Terry Fedorkiw immigrated from Ireland to B.C in 1973 and rather than settle in Vancouver and take a position at GF Strong she had been offered; Terry chose to move her physiotherapy practice to northern B.C. in search of “the real” Canada. She fell in love with the landscape, lifestyle and people. 45 years later, Terry says “I came up here to get to the soul of Canada, with no intention of staying, let me tell you. The rest is history,” from her private practice clinic in Prince George.
Drawn by the north’s unique opportunities and challenges, Terry balances both with her connection to the community. She has come to see the lasting impact of physical therapy on the people living there, “Our skills are from the cradle to the grave. From the baby born with torticollis to the woman living in hospice. We help people have the best function possible for their entire lives.” Being active is important to her also, “We have access to an active lifestyle, skiing, canoeing, and I also feel very valued and needed by the patients. It’s very rewarding to work here.”
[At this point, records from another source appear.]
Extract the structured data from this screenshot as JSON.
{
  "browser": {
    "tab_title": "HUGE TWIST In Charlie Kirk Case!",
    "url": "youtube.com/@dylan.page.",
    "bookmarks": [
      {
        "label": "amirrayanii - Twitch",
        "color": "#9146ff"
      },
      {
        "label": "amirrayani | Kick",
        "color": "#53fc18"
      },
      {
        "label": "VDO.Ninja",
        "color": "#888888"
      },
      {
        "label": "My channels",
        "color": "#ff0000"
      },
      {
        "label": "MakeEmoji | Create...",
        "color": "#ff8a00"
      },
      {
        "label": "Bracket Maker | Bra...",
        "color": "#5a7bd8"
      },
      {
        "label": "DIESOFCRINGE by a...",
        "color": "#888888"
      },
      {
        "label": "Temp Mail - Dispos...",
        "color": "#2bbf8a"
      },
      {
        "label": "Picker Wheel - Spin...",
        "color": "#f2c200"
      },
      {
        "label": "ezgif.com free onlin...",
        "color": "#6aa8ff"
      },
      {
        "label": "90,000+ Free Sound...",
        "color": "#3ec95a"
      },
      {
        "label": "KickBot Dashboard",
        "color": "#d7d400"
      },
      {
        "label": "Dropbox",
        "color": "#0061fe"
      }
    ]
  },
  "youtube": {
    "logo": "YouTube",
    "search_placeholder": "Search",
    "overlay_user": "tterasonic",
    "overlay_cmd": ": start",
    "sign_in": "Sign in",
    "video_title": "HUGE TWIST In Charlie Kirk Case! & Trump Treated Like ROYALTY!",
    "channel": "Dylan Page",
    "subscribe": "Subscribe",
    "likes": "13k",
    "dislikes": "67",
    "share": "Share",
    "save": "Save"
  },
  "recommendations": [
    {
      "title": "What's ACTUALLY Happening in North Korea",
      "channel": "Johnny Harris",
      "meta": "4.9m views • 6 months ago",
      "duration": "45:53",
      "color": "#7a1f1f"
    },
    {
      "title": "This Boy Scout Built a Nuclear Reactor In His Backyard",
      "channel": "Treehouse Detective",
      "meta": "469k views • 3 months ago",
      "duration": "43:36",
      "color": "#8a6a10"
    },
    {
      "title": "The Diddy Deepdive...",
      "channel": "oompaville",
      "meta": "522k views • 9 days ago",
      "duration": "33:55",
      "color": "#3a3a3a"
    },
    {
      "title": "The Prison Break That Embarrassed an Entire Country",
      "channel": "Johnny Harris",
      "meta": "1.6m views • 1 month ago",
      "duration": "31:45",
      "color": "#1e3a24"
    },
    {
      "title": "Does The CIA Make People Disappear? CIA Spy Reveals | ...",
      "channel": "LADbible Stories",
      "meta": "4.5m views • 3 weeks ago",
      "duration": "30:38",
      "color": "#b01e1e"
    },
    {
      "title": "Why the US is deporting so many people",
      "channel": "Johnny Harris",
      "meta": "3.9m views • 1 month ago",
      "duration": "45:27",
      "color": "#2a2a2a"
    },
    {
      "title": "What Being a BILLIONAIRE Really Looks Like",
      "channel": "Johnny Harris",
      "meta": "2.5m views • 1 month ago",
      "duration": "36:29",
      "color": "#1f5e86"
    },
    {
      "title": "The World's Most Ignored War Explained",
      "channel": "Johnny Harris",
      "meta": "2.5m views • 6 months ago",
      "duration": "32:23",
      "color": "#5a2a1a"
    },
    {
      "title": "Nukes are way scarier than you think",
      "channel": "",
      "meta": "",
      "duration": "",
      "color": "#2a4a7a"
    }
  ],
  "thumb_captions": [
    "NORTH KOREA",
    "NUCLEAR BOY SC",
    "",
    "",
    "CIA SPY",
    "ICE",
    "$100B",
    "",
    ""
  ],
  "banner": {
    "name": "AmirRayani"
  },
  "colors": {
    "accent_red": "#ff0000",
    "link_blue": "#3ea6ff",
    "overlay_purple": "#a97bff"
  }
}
Terry says the biggest challenge facing physiotherapists and those in need of care in rural B.C is the shortage of physios. “We’re really struggling up here to get coverage and for patients to have access to physio, it’s pretty sad,” she says.
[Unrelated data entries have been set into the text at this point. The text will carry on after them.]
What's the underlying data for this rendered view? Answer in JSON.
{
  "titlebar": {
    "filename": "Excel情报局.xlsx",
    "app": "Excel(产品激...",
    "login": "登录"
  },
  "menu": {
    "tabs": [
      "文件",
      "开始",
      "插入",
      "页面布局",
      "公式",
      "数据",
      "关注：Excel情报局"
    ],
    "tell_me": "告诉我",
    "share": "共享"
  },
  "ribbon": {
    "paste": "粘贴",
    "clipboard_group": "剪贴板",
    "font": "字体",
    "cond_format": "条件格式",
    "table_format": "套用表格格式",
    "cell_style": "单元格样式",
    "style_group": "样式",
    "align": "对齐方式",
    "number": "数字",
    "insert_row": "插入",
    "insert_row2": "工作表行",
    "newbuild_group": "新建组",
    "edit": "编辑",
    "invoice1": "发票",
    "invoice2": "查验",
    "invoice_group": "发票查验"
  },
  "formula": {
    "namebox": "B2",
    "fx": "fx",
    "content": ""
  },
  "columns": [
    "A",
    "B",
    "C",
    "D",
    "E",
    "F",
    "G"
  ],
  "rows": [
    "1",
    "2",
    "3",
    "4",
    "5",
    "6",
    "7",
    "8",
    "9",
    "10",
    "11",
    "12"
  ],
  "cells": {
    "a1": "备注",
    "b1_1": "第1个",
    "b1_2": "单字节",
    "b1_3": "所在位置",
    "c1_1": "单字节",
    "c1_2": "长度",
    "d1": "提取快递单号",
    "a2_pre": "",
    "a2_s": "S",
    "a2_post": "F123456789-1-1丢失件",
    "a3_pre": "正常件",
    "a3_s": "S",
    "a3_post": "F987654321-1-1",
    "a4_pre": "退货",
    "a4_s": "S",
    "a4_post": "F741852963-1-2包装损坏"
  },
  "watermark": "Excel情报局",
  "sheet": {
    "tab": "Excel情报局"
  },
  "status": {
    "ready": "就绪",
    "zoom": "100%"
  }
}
A long-time advocate for change in the north, Terry has been working with a goal for the University of Northern BC (UNBC) to have its own physiotherapy program. “I’ve been working at this for 15 years, and if we can situate the program here, then people will embrace the north. The lifestyle and challenge will entice physios. The challenge of providing services to the communities, it makes us stronger and more well-rounded.”
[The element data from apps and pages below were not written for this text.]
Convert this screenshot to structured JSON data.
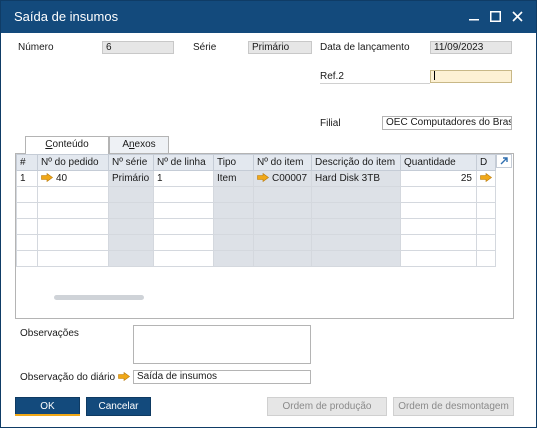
{
  "window": {
    "title": "Saída de insumos"
  },
  "header": {
    "numero_label": "Número",
    "numero_value": "6",
    "serie_label": "Série",
    "serie_value": "Primário",
    "data_label": "Data de lançamento",
    "data_value": "11/09/2023",
    "ref2_label": "Ref.2",
    "ref2_value": "",
    "filial_label": "Filial",
    "filial_value": "OEC Computadores do Brasil"
  },
  "tabs": [
    {
      "label_prefix": "",
      "label_underline": "C",
      "label_suffix": "onteúdo"
    },
    {
      "label_prefix": "A",
      "label_underline": "n",
      "label_suffix": "exos"
    }
  ],
  "grid": {
    "headers": [
      "#",
      "Nº do pedido",
      "Nº série",
      "Nº de linha",
      "Tipo",
      "Nº do item",
      "Descrição do item",
      "Quantidade",
      "D"
    ],
    "rows": [
      {
        "idx": "1",
        "pedido": "40",
        "serie": "Primário",
        "linha": "1",
        "tipo": "Item",
        "item": "C00007",
        "descricao": "Hard Disk 3TB",
        "quantidade": "25",
        "d": ""
      }
    ]
  },
  "footer": {
    "observacoes_label": "Observações",
    "observacoes_value": "",
    "obs_diario_label": "Observação do diário",
    "obs_diario_value": "Saída de insumos"
  },
  "buttons": {
    "ok": "OK",
    "cancel": "Cancelar",
    "ordem_producao": "Ordem de produção",
    "ordem_desmontagem": "Ordem de desmontagem"
  },
  "colors": {
    "titlebar": "#134a7c",
    "link_arrow": "#f0a818",
    "focus_field": "#fdf1d4"
  }
}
Currently, the Government of British Columbia, UBC and the University of Northern British Columbia run a collaborative initiative called the Northern and Rural Cohort, sending 20 of the 80 MPT student cohort at UBC to complete four out of their six clinical placements in northern and rural communities. Following Level 1 placements, these students complete an academic block at UNBC in Prince George using education technology. Terry thinks that’s not enough, saying “they come here for some rotations, but then they go back to the lower mainland to complete them and we lose them. The only way to address this is to really train people here. People who train in the north stay in the north.”
Newly retired at the beginning of June 2018, Terry wants to remain in northern British Columbia, educating and mentoring young physiotherapists and pushing for positive change in the field of physiotherapy. “Physiotherapists are the catalysts for change in people, that’s what I love. It’s been my life, and it’s been a very satisfying life.”